The “best” dietary pattern is any healthy eating plan you can stick to long-term. Yes, even when you’re on vacation, out to lunch, or enjoying a holiday meal with the fam. You guessed it — flexibility is key.
Also, any healthy diet should include lots of whole, nutrient-dense foods, especially fruits and veggies.
Shocker: Diets high in produce and whole foods have strong links to healthy body weight and long-term weight maintenance.
For example, the Mediterranean diet — one that’s full of produce, nuts, seeds, olive oil, fish, and beans — is one of the most effective and sustainable dietary patterns for reducing weight gain, promoting healthy body weight, and reducing chronic disease risk. Bellissimo!
Some other dietary patterns. such as vegetarian and low carb diets, can also be effective for weight loss.
Disclaimer: Low and very low carb diets tend to lead to rapid weight loss in the short term. But in the long term, their weight loss results are similar to those of other dietary patterns, such as low fat diets.
Some diets may also be more appropriate for certain people. For example, a low carb diet may help bring down high blood sugar and triglyceride levels in people with metabolic syndrome.

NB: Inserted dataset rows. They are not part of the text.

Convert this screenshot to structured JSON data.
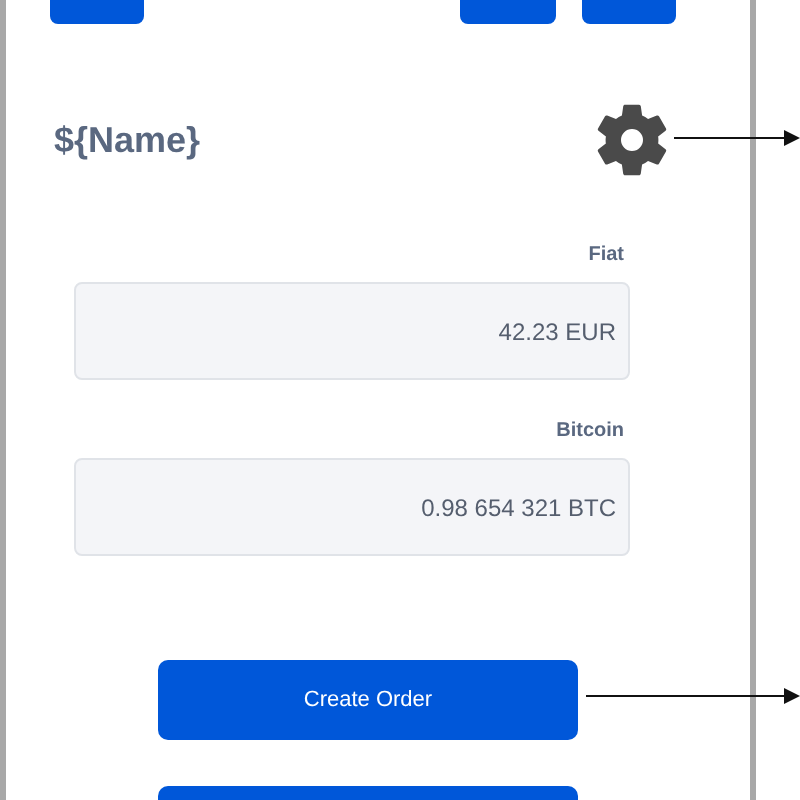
{
  "header": {
    "name": "${Name}"
  },
  "fields": [
    {
      "label": "Fiat",
      "value": "42.23 EUR"
    },
    {
      "label": "Bitcoin",
      "value": "0.98 654 321 BTC"
    }
  ],
  "buttons": [
    "Create Order"
  ]
}
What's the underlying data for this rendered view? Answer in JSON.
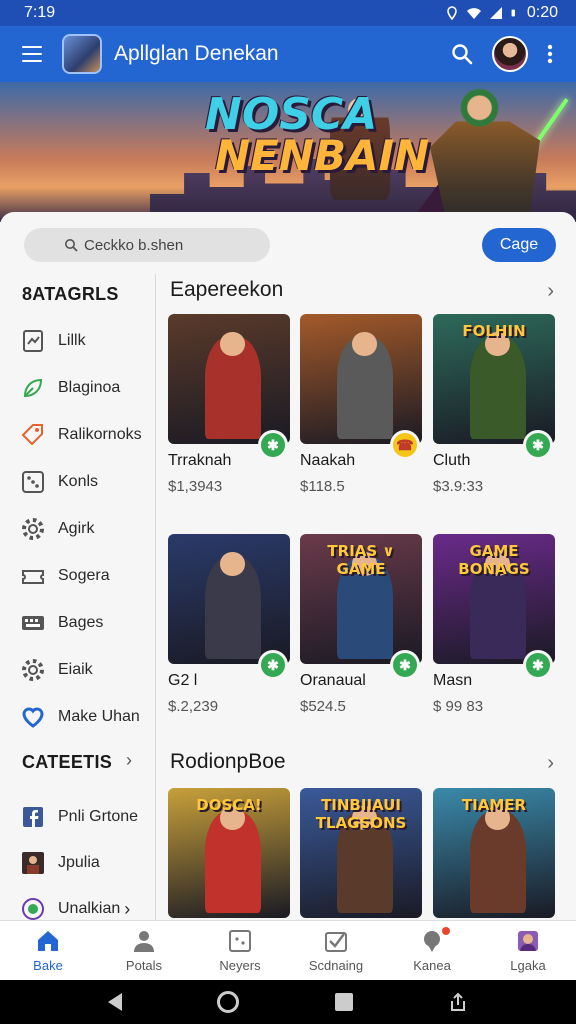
{
  "status_bar": {
    "time": "7:19",
    "clock_right": "0:20",
    "icons": [
      "location-icon",
      "wifi-icon",
      "signal-icon",
      "battery-icon"
    ]
  },
  "app_bar": {
    "title": "Apllglan Denekan",
    "icons": [
      "menu-icon",
      "search-icon",
      "more-vert-icon"
    ]
  },
  "banner": {
    "title_line1": "NOSCA",
    "title_line2": "NENBAIN"
  },
  "search": {
    "placeholder": "Ceckko b.shen",
    "button_label": "Cagе"
  },
  "sidebar": {
    "heading": "8ATAGRLS",
    "items": [
      {
        "label": "Lillk",
        "icon": "chart-doc-icon",
        "color": "#555555"
      },
      {
        "label": "Blaginoa",
        "icon": "leaf-icon",
        "color": "#34a853"
      },
      {
        "label": "Ralikornoks",
        "icon": "tag-icon",
        "color": "#e8632c"
      },
      {
        "label": "Konls",
        "icon": "dice-icon",
        "color": "#555555"
      },
      {
        "label": "Agirk",
        "icon": "gear-icon",
        "color": "#555555"
      },
      {
        "label": "Sogera",
        "icon": "ticket-icon",
        "color": "#555555"
      },
      {
        "label": "Bages",
        "icon": "keyboard-icon",
        "color": "#555555"
      },
      {
        "label": "Eiaik",
        "icon": "gear-icon",
        "color": "#555555"
      },
      {
        "label": "Make Uhan",
        "icon": "heart-icon",
        "color": "#2366d1"
      }
    ],
    "heading2": "CATEETIS",
    "items2": [
      {
        "label": "Pnli Grtone",
        "icon": "facebook-icon",
        "color": "#3b5998"
      },
      {
        "label": "Jpulia",
        "icon": "game-thumb-icon",
        "color": "#8a3a2a"
      },
      {
        "label": "Unalkian",
        "icon": "app-badge-icon",
        "color": "#6a3ab5"
      }
    ]
  },
  "sections": [
    {
      "title": "Eapereekon",
      "cards": [
        {
          "name": "Trraknah",
          "price": "$1,3943",
          "badge": "✱",
          "badge_style": "green",
          "bg": "#5a3a2a",
          "fig": "#a8322b"
        },
        {
          "name": "Naakah",
          "price": "$118.5",
          "badge": "☎",
          "badge_style": "yellow",
          "bg": "#a45a2a",
          "fig": "#5a5a5a"
        },
        {
          "name": "Cluth",
          "price": "$3.9:33",
          "badge": "✱",
          "badge_style": "green",
          "bg": "#2d6a5a",
          "fig": "#3a5a2a",
          "word": "FOLHIN"
        }
      ]
    },
    {
      "cards": [
        {
          "name": "G2 l",
          "price": "$.2,239",
          "badge": "✱",
          "badge_style": "green",
          "bg": "#2a3a6a",
          "fig": "#3a3a4a"
        },
        {
          "name": "Oranaual",
          "price": "$524.5",
          "badge": "✱",
          "badge_style": "green",
          "bg": "#6a3a4a",
          "fig": "#2a4a7a",
          "word": "TRIAS ∨ GAME"
        },
        {
          "name": "Masn",
          "price": "$ 99 83",
          "badge": "✱",
          "badge_style": "green",
          "bg": "#6a2a8a",
          "fig": "#3a2a5a",
          "word": "GAME BONAGS"
        }
      ]
    },
    {
      "title": "RodionpBoe",
      "cards": [
        {
          "bg": "#c8a03a",
          "fig": "#c0322b",
          "word": "DOSCA!"
        },
        {
          "bg": "#3a5a9a",
          "fig": "#5a3a2a",
          "word": "TINBIIAUI TLAGSONS"
        },
        {
          "bg": "#3a8aaa",
          "fig": "#6a3a2a",
          "word": "TIAMER"
        }
      ]
    }
  ],
  "bottom_nav": [
    {
      "label": "Bake",
      "icon": "home-icon",
      "active": true
    },
    {
      "label": "Potals",
      "icon": "person-icon"
    },
    {
      "label": "Neyers",
      "icon": "dice-box-icon"
    },
    {
      "label": "Scdnaing",
      "icon": "check-box-icon"
    },
    {
      "label": "Kanea",
      "icon": "chat-pin-icon",
      "dot": true
    },
    {
      "label": "Lgaka",
      "icon": "profile-thumb-icon"
    }
  ],
  "colors": {
    "primary": "#2366d1",
    "statusbar": "#1f4fb5",
    "accent_green": "#34a853"
  }
}
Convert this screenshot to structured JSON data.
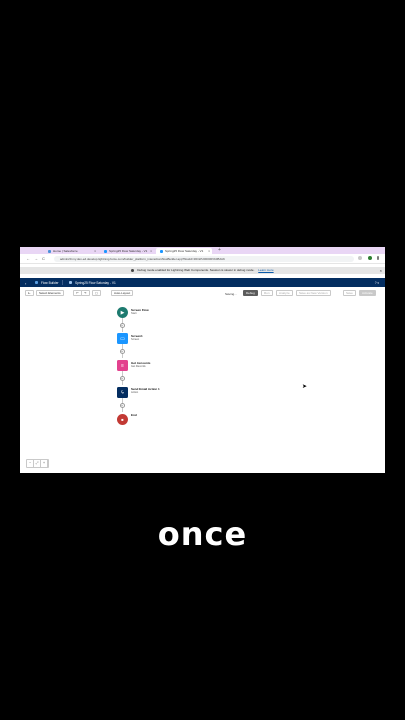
{
  "browser": {
    "tabs": [
      {
        "label": "Home | Salesforce",
        "active": false,
        "color": "#4a90d9"
      },
      {
        "label": "Spring25 Flow Saturday - V1",
        "active": false,
        "color": "#1b96ff"
      },
      {
        "label": "Spring25 Flow Saturday - V1",
        "active": true,
        "color": "#1b96ff"
      }
    ],
    "new_tab": "+",
    "back": "←",
    "forward": "→",
    "reload": "C",
    "url": "admin20.my.dev-ed.develop.lightning.force.com/builder_platform_interaction/flowBuilder.app?flowId=301WU00000Vb0BJAK"
  },
  "banner": {
    "text": "Debug mode enabled for Lightning Web Components. Session is slower in debug mode.",
    "link": "Learn more",
    "close": "×"
  },
  "header": {
    "back": "‹",
    "app_name": "Flow Builder",
    "flow_name": "Spring25 Flow Saturday - V1",
    "help": "? ▾"
  },
  "toolbar": {
    "select_elements": "Select Elements",
    "undo": "↶",
    "redo": "↷",
    "cut": "▢",
    "layout": "Auto-Layout",
    "saving": "Saving...",
    "debug": "Debug",
    "run": "Run",
    "analyze": "Analyze",
    "save_as_new": "Save as New Version",
    "save": "Save",
    "activate": "Activate"
  },
  "flow_nodes": [
    {
      "label": "Screen Flow",
      "sub": "Start",
      "icon": "play-icon",
      "color": "#1d7a6f",
      "glyph": "▶"
    },
    {
      "label": "Screen1",
      "sub": "Screen",
      "icon": "screen-icon",
      "color": "#1b96ff",
      "glyph": "▭"
    },
    {
      "label": "Get Accounts",
      "sub": "Get Records",
      "icon": "get-records-icon",
      "color": "#e3418e",
      "glyph": "≡"
    },
    {
      "label": "Send Email Action 1",
      "sub": "Action",
      "icon": "lightning-icon",
      "color": "#032d60",
      "glyph": "ϟ"
    },
    {
      "label": "End",
      "sub": "",
      "icon": "stop-icon",
      "color": "#c23934",
      "glyph": "■"
    }
  ],
  "zoom_controls": [
    "−",
    "⤢",
    "+"
  ],
  "caption": "once"
}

Searching for the best diet for weight loss is like trying to define the best type of hat. Everyone is different, with varying needs, tastes, goals, and health concerns. And trilbies are a terrible idea in both scenarios.

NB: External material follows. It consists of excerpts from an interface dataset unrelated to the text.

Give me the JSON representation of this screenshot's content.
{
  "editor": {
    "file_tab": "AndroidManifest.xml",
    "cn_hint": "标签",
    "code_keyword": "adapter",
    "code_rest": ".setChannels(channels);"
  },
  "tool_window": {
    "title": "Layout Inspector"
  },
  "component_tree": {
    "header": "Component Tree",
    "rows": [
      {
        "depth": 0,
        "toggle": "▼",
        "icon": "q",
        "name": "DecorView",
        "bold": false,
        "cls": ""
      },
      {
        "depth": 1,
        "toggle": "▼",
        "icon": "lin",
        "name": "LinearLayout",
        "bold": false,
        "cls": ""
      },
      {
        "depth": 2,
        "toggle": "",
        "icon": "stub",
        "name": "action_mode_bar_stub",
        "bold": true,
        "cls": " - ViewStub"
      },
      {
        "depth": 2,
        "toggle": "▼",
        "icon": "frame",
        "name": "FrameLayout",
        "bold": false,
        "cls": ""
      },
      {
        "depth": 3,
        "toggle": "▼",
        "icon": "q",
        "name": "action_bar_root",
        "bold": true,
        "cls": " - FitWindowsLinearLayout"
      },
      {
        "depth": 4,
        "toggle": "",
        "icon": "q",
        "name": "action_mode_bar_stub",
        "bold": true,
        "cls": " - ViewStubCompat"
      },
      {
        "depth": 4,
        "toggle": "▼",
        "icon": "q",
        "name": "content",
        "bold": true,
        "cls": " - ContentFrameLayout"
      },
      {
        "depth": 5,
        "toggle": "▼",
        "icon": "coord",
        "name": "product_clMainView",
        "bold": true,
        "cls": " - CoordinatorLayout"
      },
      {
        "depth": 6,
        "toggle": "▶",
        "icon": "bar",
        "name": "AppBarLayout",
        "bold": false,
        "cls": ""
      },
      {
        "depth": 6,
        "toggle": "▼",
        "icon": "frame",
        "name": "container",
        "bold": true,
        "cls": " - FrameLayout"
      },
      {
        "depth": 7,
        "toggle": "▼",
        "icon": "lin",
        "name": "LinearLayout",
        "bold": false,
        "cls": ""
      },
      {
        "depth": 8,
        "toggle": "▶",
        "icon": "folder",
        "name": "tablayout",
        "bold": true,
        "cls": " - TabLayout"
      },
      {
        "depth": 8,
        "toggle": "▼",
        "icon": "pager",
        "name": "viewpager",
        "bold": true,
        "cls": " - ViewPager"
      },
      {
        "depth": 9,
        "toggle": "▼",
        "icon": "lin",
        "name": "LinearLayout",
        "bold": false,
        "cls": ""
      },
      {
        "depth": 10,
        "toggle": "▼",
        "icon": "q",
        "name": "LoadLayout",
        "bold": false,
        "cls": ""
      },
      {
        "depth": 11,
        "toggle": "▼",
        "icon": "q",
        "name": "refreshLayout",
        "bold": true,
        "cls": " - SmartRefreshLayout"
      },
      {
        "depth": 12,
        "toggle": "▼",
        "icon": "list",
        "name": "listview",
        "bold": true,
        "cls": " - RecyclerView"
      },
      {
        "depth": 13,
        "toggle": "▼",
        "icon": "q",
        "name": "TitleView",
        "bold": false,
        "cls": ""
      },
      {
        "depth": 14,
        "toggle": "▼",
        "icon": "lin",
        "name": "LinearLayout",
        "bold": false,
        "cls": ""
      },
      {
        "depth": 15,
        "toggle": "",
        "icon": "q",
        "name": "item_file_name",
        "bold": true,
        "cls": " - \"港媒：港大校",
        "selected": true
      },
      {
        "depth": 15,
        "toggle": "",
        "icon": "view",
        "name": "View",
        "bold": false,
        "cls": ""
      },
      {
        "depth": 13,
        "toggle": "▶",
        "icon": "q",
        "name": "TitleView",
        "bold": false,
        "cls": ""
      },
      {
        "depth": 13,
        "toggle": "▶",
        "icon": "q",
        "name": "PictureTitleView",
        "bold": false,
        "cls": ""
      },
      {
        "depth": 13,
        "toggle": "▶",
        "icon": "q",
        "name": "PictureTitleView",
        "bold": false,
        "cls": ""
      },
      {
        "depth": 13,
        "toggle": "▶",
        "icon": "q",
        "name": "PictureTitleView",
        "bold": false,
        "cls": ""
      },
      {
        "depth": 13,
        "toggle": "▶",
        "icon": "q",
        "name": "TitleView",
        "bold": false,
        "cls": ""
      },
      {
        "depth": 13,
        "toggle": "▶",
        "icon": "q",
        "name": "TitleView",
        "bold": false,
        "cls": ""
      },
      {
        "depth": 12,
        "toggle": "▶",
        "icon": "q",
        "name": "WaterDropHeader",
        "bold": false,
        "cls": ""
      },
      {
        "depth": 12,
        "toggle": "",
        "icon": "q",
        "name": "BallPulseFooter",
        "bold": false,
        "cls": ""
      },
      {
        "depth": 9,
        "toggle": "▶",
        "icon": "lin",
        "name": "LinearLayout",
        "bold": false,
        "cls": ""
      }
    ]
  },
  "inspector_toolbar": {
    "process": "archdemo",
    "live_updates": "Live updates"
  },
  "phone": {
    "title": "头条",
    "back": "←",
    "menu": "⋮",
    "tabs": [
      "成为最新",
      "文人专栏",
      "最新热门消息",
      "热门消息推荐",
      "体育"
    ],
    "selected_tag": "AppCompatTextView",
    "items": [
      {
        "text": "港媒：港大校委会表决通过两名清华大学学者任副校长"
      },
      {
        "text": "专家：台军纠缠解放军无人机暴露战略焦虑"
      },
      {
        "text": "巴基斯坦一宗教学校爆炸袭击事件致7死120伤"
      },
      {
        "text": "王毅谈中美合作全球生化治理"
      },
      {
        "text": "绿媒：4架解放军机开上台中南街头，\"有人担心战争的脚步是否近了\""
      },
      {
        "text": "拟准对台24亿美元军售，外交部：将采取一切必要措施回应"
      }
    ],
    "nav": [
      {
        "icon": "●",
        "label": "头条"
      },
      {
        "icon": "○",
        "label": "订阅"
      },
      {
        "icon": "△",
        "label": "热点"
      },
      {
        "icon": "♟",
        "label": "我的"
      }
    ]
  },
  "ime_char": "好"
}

Consider what’s best for you personally when putting together your weight loss eating plan.
Calorie needs are highly individualized
Everyone has different calorie needs. They depend on a whole bunch of factors, including:
- body size
- activity levels
- overall health
If we were all identical, it would be handy for nutritionists but very, very boring for everyone else.
So, randomly following a low calorie diet that you found online may backfire. It might be completely inappropriate for your specific needs.
If you include exercise in your program or simply increase your activity levels, you’ll likely be able to create a calorie deficit by increasing how much energy you use. This means you don’t have to cut as many calories. (Yay!)
TBH, working with a qualified healthcare professional who specializes in nutrition (like a registered dietitian) is the best way to create a diet plan that’s right for you.
They can help you determine your calorie needs and build a healthy, sustainable weight loss plan.
So you don’t technically *need* to exercise for weight loss. But being active is important for SO many other aspects of health. Plus, it’s fun! Physical activity can include gardening or taking your doggo for a walk. What’s not to love?
Adding exercise to your routine can help:
- improve blood sugar management
- reduce inflammatory markers
- improve the health of your cells
- boost your mood 🥳
- improve your body image and mental health 🧠
- keep your heart and lungs healthy ❣️ 🌬
- improve your body composition
- enhance insulin sensitivity
- keep your bones healthy 🦴
- reduce chronic disease risk
- improve coordination and balance 🤸🏾♂️
- give you a good buzz overall! 😎
Exercise and physical activity are both super and duper important. Weight loss is just one of the many benefits that come with bumping up the amount of physical activity you do.
But balance is always key. Just as too little exercise can negatively affect your health, too much exercise can also be harmful.
If you’re not very active but want to start adding some joyful movement to your day, start by going for a walk. Walking is mega underrated and safe for exercise newbies.
When you’re choosing a new activity or workout, make it something you actually enjoy and can see yourself doing for the foreseeable future. Even if that means just going for a daily walk in the afternoons and stretching at night.
Moving that bod is what’s most important.
Sure, you can lose weight through diet alone. But combining a healthy dietary pattern with exercise is usually more effective for burning fat and maintaining muscle mass.
The most important factors when creating a diet or workout plan are safety, flexibility, and sustainability. Your diet should fuel your body with enough calories and nutrients to support peak health.
And your exercise routine should be hella fun and make you feel good about yourself.